From this graveyard scene, we are transported back in time to the early 1950s and the start of Truly's story. Her mother dies giving birth to the larger-than-life Truly, who quickly outgrows her older sister's hand-me-downs and keeps growing, leaving their grief-stricken father unsure how to feed or clothe her. Truly suffers from a form of gigantism, a condition out of her control, but she is shunned by pretty much everyone in Aberdeen. When her father dies, her beautiful, perfect sister Serena Jane goes to live with the Reverend Pickerton and his wife, and Truly goes to the rundown Dyerson farm. The Dyersons are good people, but they are very poor, and while Truly doesn't have the nicest clothes or a lot to eat, she is content. Truly bonds with the daughter, Amelia Dyerson, who is known for having trouble with words, and Marcus Thompson, the smartest and smallest boy in their class who obviously is fond of Truly. Truly and Serena Jane drift apart, and ultimately Truly's life is forever changed because of Tabitha's "shadow book."
(End of possible spoilers)
Baker's writing style pulled me in from the first page, and it seemed so Southern to me, along with the characters and the setting, that I had to keep reminding myself it took place in New York. Telling the story from Truly's point of view, Baker does a great job getting into the mind of this complex character. Here's one of my favorite passages:
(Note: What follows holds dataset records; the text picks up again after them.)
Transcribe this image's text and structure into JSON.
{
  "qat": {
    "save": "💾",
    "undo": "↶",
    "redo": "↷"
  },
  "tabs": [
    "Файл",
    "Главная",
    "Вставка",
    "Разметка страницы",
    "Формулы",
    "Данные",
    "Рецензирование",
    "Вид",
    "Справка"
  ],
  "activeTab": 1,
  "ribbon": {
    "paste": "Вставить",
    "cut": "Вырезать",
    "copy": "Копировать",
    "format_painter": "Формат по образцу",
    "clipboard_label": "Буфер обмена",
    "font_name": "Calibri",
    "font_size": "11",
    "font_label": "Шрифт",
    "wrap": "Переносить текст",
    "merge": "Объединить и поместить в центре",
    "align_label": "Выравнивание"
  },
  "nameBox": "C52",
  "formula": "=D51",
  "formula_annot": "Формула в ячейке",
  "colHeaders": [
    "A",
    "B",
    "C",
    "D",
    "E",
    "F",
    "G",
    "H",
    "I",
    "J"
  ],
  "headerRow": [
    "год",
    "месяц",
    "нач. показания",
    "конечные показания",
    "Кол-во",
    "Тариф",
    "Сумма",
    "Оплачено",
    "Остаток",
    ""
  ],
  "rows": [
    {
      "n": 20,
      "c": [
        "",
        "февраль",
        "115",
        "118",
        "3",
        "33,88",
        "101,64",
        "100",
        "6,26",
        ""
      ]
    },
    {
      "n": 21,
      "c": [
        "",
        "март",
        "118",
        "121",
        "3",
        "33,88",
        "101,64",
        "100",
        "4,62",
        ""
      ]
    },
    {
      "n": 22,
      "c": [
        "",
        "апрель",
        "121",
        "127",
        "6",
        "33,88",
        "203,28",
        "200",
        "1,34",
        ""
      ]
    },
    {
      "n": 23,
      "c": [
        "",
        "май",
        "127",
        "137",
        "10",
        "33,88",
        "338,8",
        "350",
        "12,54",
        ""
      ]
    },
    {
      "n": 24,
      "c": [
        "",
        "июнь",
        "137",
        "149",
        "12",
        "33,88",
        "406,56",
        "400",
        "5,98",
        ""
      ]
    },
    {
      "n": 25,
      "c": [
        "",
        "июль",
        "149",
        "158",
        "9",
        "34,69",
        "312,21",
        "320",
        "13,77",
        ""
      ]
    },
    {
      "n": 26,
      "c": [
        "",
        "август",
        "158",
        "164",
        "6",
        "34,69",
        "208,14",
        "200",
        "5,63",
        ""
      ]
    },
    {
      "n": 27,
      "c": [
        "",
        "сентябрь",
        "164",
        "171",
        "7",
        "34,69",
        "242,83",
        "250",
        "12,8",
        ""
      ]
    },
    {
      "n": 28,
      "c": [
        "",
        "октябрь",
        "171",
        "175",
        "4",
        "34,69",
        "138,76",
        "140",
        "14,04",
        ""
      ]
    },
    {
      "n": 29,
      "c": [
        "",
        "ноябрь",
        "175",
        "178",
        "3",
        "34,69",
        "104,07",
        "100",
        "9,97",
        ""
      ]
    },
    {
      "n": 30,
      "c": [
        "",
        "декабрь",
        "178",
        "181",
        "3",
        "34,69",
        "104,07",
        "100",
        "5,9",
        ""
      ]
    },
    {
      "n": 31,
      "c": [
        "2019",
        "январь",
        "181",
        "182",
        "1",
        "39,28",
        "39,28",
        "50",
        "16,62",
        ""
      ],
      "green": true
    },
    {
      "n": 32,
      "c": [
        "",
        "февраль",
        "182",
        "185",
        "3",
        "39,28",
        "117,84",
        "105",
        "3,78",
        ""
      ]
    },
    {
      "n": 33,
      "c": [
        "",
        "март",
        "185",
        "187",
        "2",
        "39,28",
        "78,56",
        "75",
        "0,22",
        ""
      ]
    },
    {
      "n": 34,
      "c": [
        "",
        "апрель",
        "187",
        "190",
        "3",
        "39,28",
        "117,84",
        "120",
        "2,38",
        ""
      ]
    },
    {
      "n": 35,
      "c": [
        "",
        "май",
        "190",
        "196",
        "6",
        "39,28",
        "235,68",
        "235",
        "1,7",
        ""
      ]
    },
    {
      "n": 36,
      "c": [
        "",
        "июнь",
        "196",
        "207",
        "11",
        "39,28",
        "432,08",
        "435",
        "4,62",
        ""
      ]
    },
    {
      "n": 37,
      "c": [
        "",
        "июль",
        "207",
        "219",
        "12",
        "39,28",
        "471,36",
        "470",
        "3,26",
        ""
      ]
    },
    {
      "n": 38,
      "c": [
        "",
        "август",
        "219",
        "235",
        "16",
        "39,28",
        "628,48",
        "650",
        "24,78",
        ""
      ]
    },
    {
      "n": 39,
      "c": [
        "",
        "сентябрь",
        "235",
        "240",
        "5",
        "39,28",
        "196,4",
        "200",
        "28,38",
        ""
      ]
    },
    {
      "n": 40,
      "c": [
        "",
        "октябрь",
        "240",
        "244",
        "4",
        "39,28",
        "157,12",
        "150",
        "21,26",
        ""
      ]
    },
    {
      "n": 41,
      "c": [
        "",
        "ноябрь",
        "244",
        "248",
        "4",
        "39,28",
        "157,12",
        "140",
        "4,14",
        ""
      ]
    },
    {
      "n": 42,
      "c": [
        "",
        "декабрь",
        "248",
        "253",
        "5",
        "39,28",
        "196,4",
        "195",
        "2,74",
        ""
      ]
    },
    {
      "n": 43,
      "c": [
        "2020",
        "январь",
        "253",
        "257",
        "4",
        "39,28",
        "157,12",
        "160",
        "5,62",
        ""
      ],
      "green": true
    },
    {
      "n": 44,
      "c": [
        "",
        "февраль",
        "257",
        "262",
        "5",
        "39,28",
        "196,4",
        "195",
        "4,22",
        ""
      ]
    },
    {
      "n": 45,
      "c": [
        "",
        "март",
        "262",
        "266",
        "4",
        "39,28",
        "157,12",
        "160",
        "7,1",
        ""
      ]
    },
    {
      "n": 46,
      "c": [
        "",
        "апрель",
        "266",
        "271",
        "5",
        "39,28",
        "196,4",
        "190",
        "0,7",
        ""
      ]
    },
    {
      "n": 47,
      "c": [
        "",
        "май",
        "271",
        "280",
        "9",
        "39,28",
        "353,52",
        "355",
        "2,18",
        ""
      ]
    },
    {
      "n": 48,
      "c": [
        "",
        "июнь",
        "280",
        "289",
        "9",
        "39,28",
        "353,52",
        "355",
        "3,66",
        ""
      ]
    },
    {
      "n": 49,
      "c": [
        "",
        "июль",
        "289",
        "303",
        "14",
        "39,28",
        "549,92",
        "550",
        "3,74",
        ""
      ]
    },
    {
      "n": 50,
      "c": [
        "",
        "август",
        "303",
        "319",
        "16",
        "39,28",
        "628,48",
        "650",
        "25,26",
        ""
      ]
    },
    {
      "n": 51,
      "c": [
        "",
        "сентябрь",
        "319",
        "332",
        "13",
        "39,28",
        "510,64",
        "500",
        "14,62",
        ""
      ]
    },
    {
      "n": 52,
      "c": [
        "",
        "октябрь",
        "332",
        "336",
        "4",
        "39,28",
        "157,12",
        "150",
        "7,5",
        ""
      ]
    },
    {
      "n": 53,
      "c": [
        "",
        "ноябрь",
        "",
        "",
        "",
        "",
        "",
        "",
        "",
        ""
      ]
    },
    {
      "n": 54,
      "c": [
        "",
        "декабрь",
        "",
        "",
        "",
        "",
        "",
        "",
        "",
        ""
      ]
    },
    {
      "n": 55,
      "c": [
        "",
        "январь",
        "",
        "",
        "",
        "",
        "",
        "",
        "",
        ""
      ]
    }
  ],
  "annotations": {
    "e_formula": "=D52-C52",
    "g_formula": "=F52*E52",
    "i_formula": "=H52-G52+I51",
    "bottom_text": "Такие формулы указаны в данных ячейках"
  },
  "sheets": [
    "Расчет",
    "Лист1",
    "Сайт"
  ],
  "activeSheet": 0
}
"She looks like she eats plenty to me," Cally gibed, but Estelle quieter her with a frown.I really felt for Truly, and while I couldn't agree with many of her actions during the course of the story, I could see why she did what she did. Even the unlikeable characters, like Bob-Bob and the mean teacher Miss Sparrow, were interesting and gave a fullness to the story. Baker covers a whole range of themes, from healing to the definition of beauty, but the storyline that touched me the most was Marcus and Truly's relationship. It's really hard to put my thoughts about this wonderful book into words. Baker covered a lot of ground, and it's hard to believe The Little Giant of Aberdeen County is her first novel. You'll just have to snag a copy and find out for yourself.
"It's not her fault she's built like a Sherman tank. Besides, maybe in her situation it's better. Look at Serena Jane. Beauty only landed her in a rat's nest of trouble."
The three women fell silent then, staring into their empty plates and ruminating on the paradoxical connection between opportunity and loveliness that Serena Jane and I presented. Without beauty, I knew, life's possibilities might pass me up, but too much loveliness was clearly a liability. It was like a train wreck, pulling in trouble. So in the end, maybe it really was me who was better off, I thought. I was ugly--no one was going to dispute that--but I was also so big that nothing in life was going to slide past me. And if it did, then maybe I was smart enough to let it keep going. (page 123 in the ARC--might differ from the published book)
The Little Giant of Aberdeen County also was reviewed by:
Maw Books Blog
The Book Lady's Blog
she reads and reads
A Bookworm's World
Bibliophile By the Sea
Peeking Between the Pages
If you've also reviewed it, let me know in the comments, and I'll add your link!
Disclosure: I received a free copy of The Little Giant of Aberdeen County from Hachette for review purposes.